====== Records to use ======

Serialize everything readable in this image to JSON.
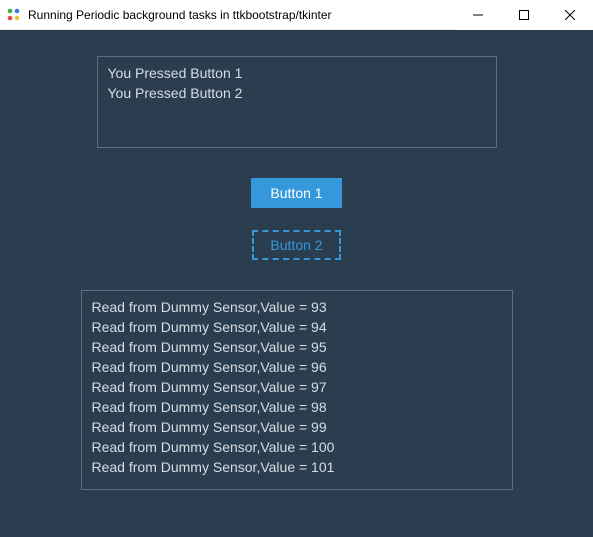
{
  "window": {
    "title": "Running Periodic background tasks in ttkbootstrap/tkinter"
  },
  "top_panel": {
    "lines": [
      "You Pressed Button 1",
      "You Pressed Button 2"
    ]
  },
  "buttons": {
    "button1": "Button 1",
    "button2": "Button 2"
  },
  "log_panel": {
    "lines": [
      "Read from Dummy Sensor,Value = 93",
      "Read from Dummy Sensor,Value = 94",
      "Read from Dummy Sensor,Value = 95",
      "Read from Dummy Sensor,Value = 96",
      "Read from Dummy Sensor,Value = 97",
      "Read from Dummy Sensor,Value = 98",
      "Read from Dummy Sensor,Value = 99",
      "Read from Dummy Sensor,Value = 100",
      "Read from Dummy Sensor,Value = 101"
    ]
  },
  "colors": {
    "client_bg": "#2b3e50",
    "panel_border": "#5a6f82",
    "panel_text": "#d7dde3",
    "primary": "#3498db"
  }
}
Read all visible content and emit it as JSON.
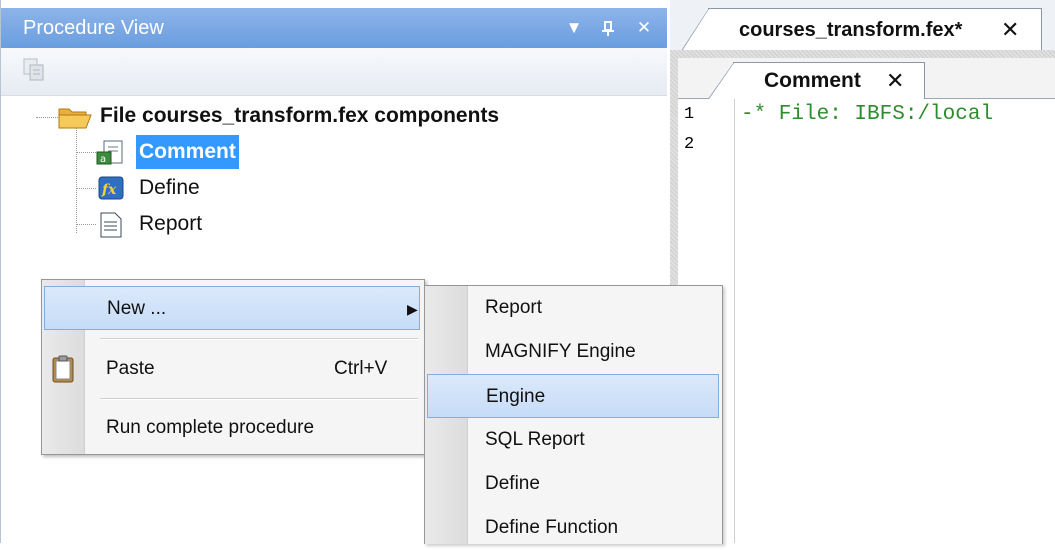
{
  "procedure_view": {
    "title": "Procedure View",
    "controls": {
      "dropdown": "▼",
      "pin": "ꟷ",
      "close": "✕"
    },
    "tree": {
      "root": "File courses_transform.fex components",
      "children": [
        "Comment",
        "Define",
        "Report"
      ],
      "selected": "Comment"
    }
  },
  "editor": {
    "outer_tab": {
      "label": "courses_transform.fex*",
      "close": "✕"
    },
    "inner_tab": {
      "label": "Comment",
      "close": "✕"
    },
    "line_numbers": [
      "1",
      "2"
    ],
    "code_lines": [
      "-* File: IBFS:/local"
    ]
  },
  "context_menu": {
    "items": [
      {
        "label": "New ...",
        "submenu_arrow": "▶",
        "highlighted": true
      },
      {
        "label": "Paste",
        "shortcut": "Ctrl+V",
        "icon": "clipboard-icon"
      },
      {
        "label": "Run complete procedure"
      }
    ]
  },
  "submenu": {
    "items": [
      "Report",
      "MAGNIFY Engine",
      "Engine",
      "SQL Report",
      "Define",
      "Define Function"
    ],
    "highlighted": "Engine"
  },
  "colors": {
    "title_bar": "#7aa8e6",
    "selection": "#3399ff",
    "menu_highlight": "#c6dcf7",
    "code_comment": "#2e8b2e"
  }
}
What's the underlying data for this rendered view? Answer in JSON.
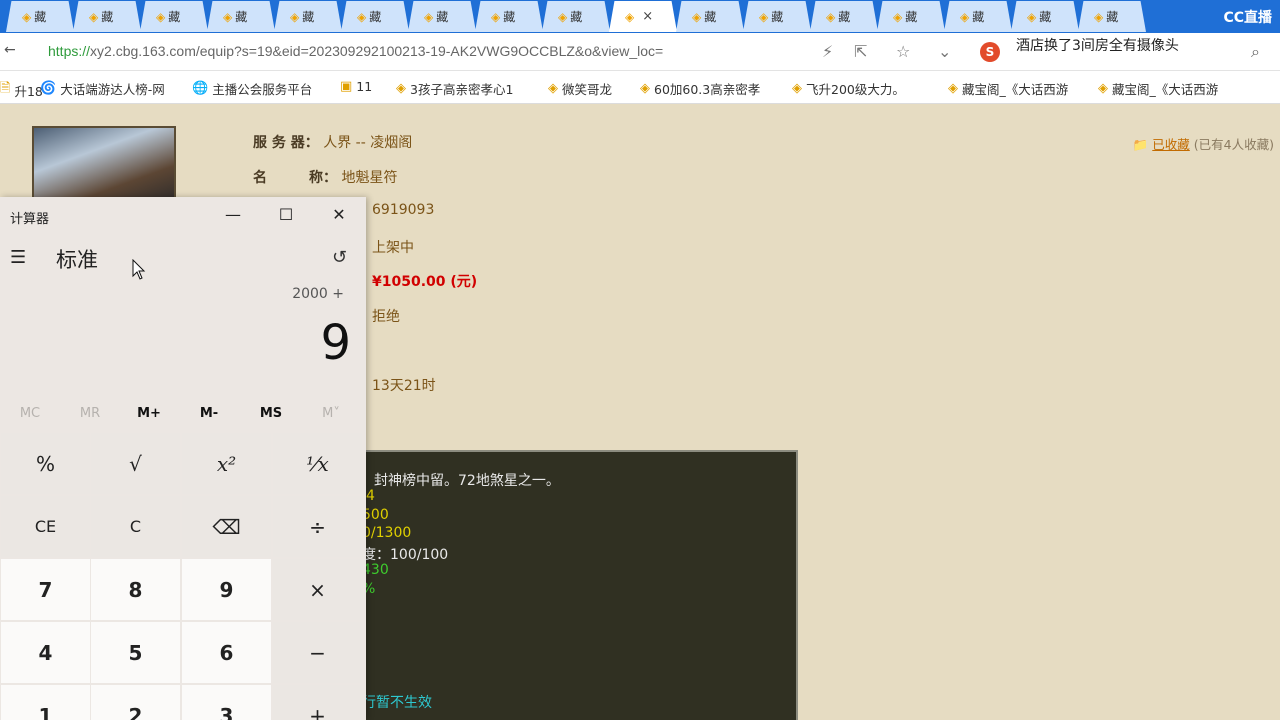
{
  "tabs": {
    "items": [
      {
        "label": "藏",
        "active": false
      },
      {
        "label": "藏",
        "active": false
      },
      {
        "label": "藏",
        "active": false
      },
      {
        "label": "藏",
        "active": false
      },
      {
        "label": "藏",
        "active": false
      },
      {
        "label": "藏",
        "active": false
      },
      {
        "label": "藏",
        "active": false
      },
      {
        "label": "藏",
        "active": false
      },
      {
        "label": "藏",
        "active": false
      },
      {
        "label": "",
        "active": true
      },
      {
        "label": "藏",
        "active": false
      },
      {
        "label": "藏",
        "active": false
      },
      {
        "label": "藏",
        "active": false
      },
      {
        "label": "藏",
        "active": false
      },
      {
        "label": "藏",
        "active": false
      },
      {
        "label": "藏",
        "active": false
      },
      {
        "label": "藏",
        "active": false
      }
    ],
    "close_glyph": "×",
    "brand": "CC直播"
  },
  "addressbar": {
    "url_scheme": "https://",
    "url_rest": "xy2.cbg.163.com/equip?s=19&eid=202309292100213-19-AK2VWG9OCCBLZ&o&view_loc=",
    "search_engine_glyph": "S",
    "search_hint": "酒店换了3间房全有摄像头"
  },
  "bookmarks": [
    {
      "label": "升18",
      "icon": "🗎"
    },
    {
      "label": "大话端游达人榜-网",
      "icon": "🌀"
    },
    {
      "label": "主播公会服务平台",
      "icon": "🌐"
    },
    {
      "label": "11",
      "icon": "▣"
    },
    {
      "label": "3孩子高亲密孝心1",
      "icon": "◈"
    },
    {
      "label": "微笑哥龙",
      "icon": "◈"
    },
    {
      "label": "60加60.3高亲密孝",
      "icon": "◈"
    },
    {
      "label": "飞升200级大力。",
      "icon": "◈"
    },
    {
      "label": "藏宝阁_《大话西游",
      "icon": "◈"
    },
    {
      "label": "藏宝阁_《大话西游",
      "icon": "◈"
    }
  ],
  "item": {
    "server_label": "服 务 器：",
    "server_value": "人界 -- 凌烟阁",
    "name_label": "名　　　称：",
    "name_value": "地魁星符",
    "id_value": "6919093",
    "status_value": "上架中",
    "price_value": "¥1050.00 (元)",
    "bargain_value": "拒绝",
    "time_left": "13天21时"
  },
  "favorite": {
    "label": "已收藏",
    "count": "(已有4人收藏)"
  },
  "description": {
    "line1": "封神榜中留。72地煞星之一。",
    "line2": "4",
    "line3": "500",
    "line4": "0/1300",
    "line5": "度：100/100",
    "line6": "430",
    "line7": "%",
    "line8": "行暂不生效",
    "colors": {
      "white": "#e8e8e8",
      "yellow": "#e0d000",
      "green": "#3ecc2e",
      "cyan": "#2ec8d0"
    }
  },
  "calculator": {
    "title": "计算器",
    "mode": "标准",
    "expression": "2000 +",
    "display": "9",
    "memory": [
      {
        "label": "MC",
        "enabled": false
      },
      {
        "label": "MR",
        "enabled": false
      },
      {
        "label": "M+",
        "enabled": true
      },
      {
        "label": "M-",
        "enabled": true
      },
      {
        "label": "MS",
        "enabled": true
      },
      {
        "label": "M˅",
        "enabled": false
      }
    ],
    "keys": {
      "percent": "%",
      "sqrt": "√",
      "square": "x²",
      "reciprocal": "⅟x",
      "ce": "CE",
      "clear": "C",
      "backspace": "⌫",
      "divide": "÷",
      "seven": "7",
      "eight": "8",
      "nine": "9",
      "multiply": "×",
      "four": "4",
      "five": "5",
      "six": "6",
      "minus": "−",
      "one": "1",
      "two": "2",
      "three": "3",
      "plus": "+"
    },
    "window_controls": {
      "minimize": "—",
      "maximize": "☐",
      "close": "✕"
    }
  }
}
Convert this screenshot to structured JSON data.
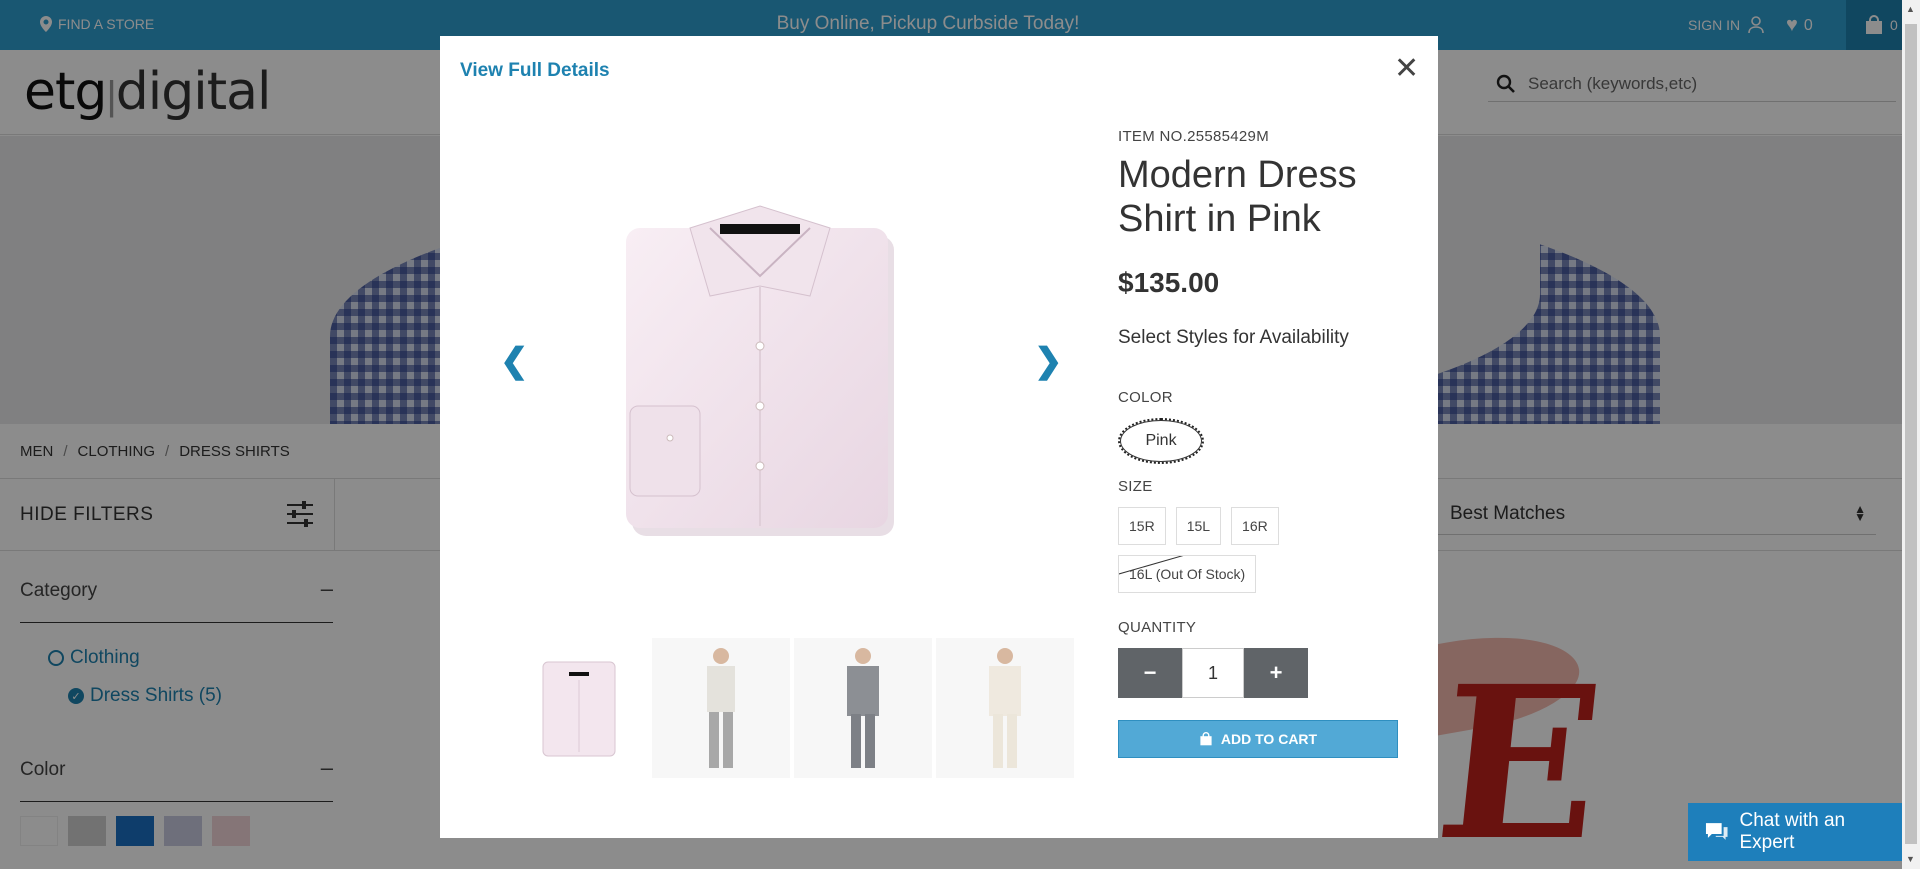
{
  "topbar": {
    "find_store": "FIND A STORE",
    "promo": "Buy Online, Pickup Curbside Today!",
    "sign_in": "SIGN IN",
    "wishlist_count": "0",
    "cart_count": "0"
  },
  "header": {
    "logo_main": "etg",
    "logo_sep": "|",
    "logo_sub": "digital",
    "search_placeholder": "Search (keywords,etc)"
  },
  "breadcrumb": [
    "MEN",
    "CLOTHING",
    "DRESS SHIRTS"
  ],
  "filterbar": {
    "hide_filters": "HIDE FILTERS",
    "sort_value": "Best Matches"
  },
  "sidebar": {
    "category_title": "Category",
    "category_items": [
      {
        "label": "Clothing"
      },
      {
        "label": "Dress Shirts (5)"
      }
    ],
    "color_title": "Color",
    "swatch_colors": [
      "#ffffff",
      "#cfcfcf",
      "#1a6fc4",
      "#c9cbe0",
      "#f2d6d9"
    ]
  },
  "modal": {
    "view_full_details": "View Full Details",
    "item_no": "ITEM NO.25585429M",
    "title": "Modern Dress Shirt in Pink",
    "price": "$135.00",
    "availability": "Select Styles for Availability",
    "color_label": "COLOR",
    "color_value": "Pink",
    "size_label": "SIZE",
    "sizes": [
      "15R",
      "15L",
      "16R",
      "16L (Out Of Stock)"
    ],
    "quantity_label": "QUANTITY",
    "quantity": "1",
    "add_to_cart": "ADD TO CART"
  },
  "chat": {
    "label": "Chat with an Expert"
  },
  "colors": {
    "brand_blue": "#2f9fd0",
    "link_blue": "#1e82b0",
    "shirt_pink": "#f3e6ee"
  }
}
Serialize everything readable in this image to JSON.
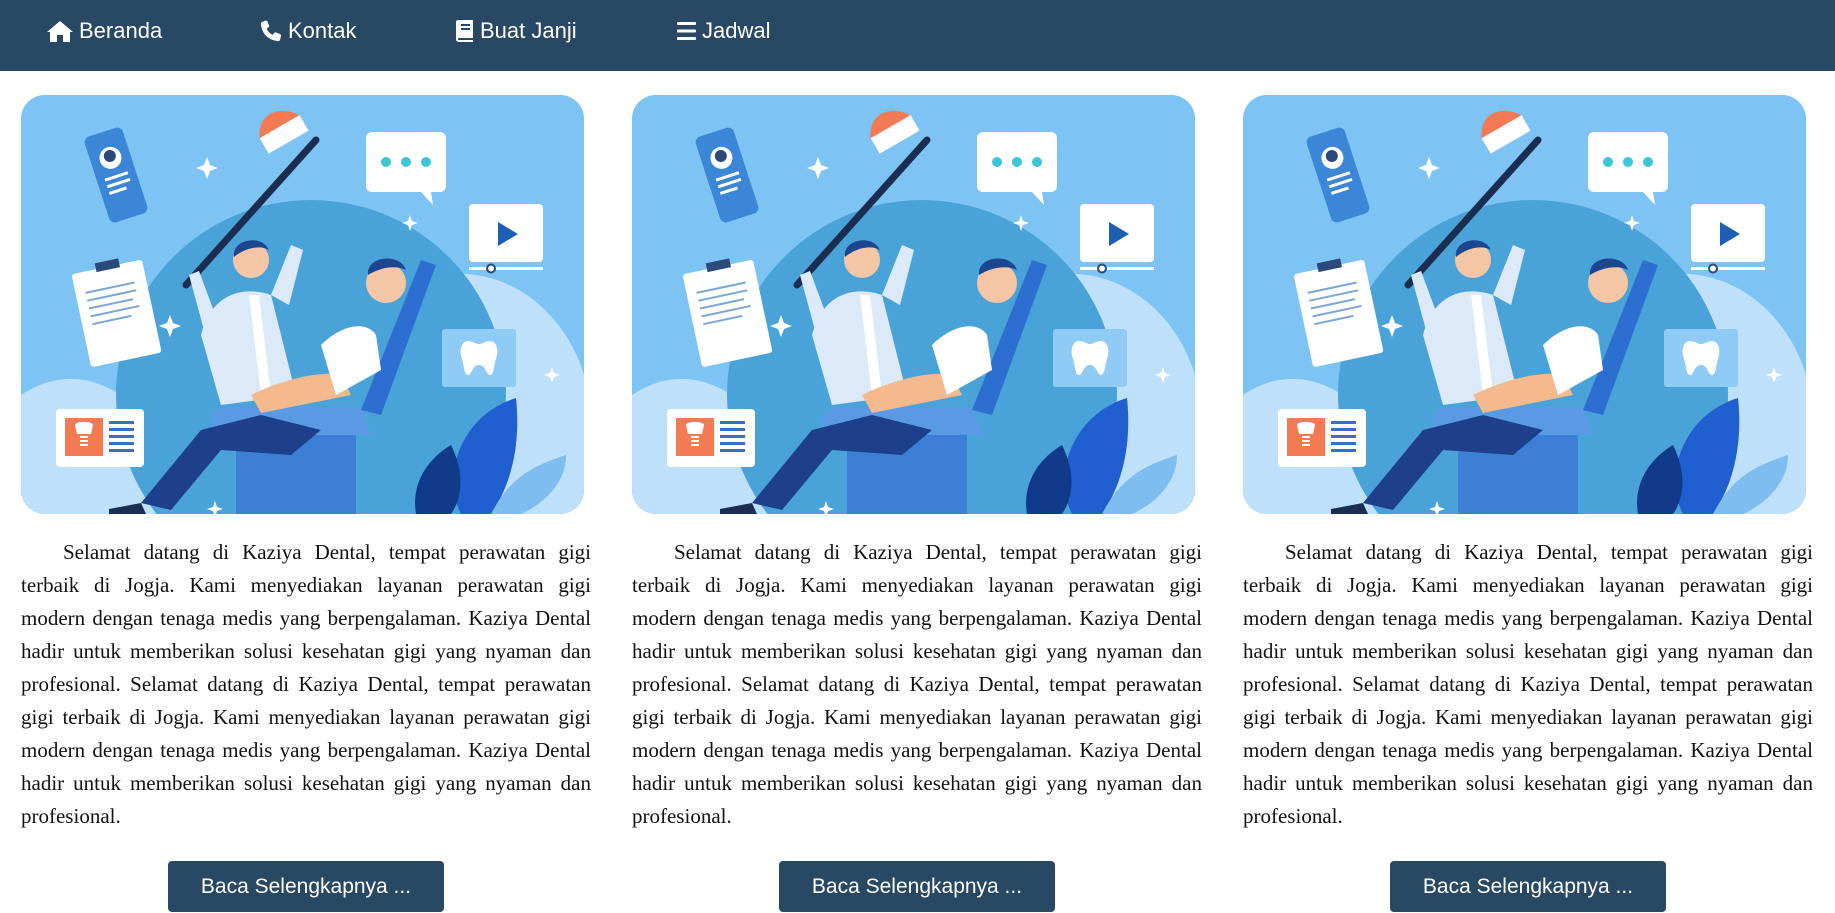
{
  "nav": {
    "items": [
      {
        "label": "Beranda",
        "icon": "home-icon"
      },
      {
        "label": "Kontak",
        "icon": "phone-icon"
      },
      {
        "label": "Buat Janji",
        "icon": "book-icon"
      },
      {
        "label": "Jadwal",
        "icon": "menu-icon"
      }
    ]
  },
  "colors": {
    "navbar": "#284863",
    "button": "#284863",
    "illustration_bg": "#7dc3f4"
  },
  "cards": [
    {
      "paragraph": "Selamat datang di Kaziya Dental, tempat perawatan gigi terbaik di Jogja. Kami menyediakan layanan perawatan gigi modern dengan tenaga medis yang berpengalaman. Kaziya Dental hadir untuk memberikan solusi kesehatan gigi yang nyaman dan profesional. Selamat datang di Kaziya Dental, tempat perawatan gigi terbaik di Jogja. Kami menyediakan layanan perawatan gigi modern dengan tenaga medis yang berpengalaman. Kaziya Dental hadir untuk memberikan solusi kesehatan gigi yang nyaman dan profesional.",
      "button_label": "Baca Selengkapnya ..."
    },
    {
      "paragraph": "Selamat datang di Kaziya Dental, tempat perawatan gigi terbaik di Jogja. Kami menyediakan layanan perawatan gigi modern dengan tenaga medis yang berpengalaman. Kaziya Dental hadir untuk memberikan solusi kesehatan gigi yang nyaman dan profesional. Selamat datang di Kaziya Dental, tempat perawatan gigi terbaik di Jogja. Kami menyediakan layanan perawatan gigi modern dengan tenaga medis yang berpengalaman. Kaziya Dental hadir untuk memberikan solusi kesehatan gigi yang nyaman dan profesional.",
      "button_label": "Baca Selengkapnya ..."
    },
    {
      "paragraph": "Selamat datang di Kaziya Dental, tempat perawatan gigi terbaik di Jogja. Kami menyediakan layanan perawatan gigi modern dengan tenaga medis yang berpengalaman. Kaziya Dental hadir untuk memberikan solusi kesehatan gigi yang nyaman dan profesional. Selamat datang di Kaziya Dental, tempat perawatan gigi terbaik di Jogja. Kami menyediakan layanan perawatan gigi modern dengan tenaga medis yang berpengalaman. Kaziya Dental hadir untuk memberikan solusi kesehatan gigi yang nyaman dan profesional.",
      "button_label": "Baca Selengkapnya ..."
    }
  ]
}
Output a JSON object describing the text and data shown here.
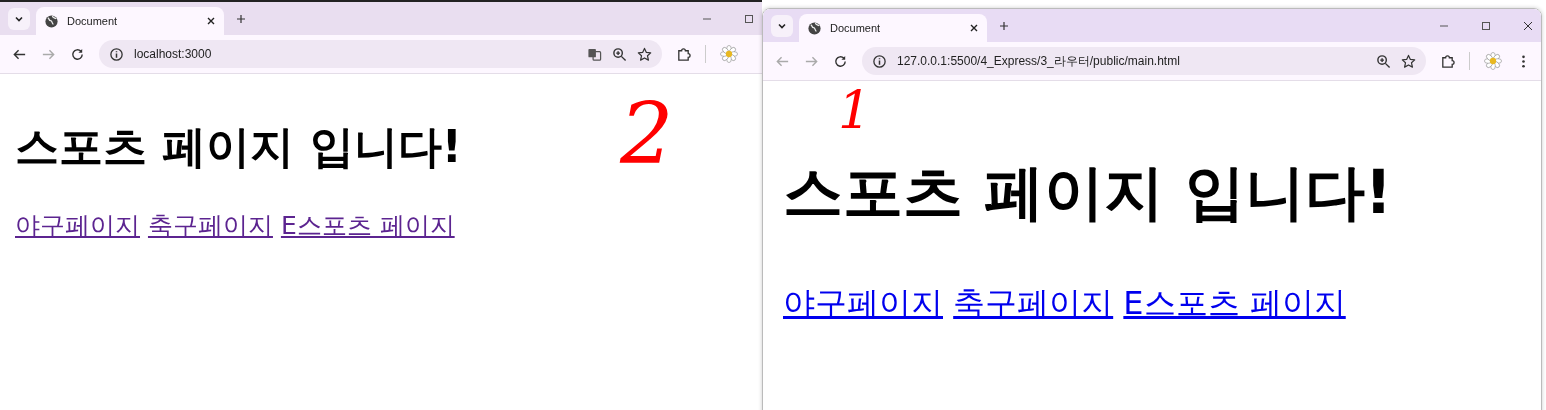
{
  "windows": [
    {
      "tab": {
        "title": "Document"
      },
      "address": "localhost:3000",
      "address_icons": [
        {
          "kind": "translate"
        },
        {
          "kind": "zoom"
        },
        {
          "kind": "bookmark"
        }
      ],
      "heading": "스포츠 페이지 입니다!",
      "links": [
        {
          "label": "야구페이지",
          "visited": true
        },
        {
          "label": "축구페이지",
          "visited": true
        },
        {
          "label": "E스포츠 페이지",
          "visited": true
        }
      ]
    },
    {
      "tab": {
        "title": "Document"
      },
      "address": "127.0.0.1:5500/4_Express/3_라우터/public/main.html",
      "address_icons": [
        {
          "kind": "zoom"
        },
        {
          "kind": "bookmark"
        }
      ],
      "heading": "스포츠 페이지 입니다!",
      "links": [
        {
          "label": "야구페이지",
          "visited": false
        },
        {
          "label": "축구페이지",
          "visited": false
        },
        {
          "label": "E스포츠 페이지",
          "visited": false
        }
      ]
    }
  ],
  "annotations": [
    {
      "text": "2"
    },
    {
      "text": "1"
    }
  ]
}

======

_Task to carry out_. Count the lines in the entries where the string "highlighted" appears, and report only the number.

_Completed task_. 2